Salsman discusses the taking in the wider context both of planning and zoning laws, and he draws an even wider bow, arguing that Soviet-type five-year planning is the ultimate endpoint of the court's ruling.

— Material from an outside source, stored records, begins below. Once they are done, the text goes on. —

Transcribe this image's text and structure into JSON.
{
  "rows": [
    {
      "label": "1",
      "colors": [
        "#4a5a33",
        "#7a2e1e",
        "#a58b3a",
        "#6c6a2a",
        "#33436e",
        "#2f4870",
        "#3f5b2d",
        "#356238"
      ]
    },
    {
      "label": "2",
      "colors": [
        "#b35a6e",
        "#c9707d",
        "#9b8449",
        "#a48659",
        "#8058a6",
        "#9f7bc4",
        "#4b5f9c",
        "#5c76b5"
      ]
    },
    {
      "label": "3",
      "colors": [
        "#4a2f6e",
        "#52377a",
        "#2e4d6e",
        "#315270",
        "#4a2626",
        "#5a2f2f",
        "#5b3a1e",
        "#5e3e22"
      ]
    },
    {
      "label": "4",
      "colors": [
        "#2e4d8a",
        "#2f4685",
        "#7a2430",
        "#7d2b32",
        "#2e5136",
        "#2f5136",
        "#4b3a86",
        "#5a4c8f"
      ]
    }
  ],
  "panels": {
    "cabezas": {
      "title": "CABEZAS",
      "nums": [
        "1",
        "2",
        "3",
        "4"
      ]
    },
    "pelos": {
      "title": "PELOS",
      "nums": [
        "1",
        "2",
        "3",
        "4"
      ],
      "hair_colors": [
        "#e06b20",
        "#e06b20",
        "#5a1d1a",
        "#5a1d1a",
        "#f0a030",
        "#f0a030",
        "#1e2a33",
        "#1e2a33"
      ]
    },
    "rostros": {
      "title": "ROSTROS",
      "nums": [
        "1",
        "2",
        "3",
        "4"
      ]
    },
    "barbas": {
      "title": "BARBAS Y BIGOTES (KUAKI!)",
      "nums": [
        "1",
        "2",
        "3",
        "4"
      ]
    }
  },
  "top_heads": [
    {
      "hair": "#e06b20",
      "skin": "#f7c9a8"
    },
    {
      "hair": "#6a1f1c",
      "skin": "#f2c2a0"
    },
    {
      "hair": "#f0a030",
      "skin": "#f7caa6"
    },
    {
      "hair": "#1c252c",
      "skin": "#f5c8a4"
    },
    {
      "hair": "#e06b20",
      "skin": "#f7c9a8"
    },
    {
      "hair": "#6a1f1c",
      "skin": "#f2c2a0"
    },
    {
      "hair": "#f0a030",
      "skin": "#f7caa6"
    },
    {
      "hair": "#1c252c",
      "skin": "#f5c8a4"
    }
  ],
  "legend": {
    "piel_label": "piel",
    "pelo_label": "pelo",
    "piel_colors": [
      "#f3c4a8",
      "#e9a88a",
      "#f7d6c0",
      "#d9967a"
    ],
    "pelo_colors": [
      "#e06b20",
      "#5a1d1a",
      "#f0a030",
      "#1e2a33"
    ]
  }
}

It's worth understanding two other perverse aspects of the Court's majority opinion yesterday: 1) it justified the taking on the grounds that the municipality (the City of New London, Connecticut) had a "comprehensive plan" and 2) it held that the government not need even argue or guarantee that a taking will foster net economic benefits or greater tax-revenues. Now, what "plans" could be more "comprehensive" than, say 5-year plans for an entire nation, like those contrived by central planners in the former Soviet Union? According to the Court, the bigger, more comprehensive and more audacious the government plan, the more likely it will pass judicial muster in the future and the more it can entail unjust takings. Thus the Court only now condones unjust takings at the municipal level; it positively invites still-wider planning and takings at the state and federal levels. Worse, such central planning need not even pretend to engender net economic benefits. Take note, would-be central planners and ex-Soviet commissars: for there's now a welcome place for you -- in America.He concludes by quoting two of the most cogent short arguments for upholding the right to property, those made by Atn Rand and by Jean-Baptiste Say, both worthy of your attention.